Website and app data records:
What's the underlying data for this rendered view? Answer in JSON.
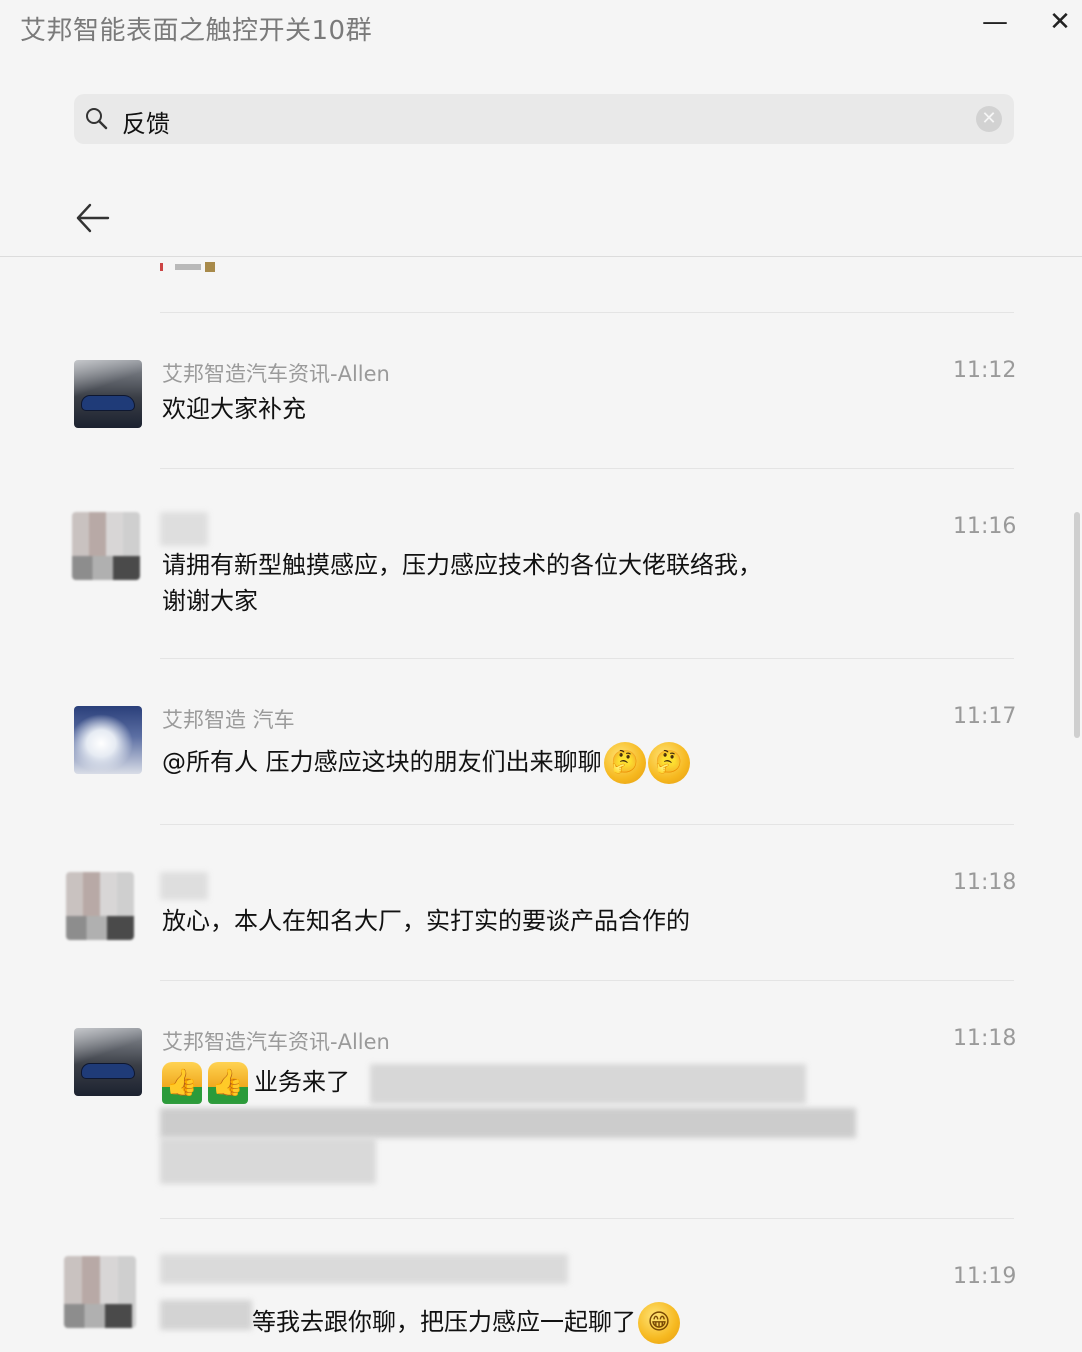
{
  "window": {
    "title": "艾邦智能表面之触控开关10群",
    "minimize_glyph": "—",
    "close_glyph": "✕"
  },
  "search": {
    "query": "反馈",
    "clear_glyph": "✕"
  },
  "messages": [
    {
      "sender": "艾邦智造汽车资讯-Allen",
      "time": "11:12",
      "text": "欢迎大家补充",
      "avatar": "car-photo-avatar"
    },
    {
      "sender": "",
      "time": "11:16",
      "text_line1": "请拥有新型触摸感应，压力感应技术的各位大佬联络我，",
      "text_line2": "谢谢大家",
      "avatar": "blurred-avatar"
    },
    {
      "sender": "艾邦智造 汽车",
      "time": "11:17",
      "text": "@所有人 压力感应这块的朋友们出来聊聊",
      "emoji": "🤔",
      "avatar": "car-photo-avatar"
    },
    {
      "sender": "",
      "time": "11:18",
      "text": "放心，本人在知名大厂，实打实的要谈产品合作的",
      "avatar": "blurred-avatar"
    },
    {
      "sender": "艾邦智造汽车资讯-Allen",
      "time": "11:18",
      "text": "业务来了",
      "thumb": "👍",
      "avatar": "car-photo-avatar"
    },
    {
      "sender": "",
      "time": "11:19",
      "text": "等我去跟你聊，把压力感应一起聊了",
      "emoji": "😁",
      "avatar": "blurred-avatar"
    }
  ],
  "colors": {
    "background": "#f5f5f5",
    "search_bg": "#e9e9e9",
    "secondary_text": "#9a9a9a",
    "divider": "#e4e4e4"
  },
  "icons": [
    "search-icon",
    "clear-icon",
    "back-arrow-icon",
    "minimize-icon",
    "close-icon"
  ]
}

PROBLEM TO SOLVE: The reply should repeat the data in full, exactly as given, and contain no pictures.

TASK ANSWER:
What's the underlying data for this rendered view? Answer in JSON.
{
  "window": {
    "title": "艾邦智能表面之触控开关10群",
    "minimize_glyph": "—",
    "close_glyph": "✕"
  },
  "search": {
    "query": "反馈",
    "clear_glyph": "✕"
  },
  "messages": [
    {
      "sender": "艾邦智造汽车资讯-Allen",
      "time": "11:12",
      "text": "欢迎大家补充",
      "avatar": "car-photo-avatar"
    },
    {
      "sender": "",
      "time": "11:16",
      "text_line1": "请拥有新型触摸感应，压力感应技术的各位大佬联络我，",
      "text_line2": "谢谢大家",
      "avatar": "blurred-avatar"
    },
    {
      "sender": "艾邦智造 汽车",
      "time": "11:17",
      "text": "@所有人 压力感应这块的朋友们出来聊聊",
      "emoji": "🤔",
      "avatar": "car-photo-avatar"
    },
    {
      "sender": "",
      "time": "11:18",
      "text": "放心，本人在知名大厂，实打实的要谈产品合作的",
      "avatar": "blurred-avatar"
    },
    {
      "sender": "艾邦智造汽车资讯-Allen",
      "time": "11:18",
      "text": "业务来了",
      "thumb": "👍",
      "avatar": "car-photo-avatar"
    },
    {
      "sender": "",
      "time": "11:19",
      "text": "等我去跟你聊，把压力感应一起聊了",
      "emoji": "😁",
      "avatar": "blurred-avatar"
    }
  ],
  "colors": {
    "background": "#f5f5f5",
    "search_bg": "#e9e9e9",
    "secondary_text": "#9a9a9a",
    "divider": "#e4e4e4"
  },
  "icons": [
    "search-icon",
    "clear-icon",
    "back-arrow-icon",
    "minimize-icon",
    "close-icon"
  ]
}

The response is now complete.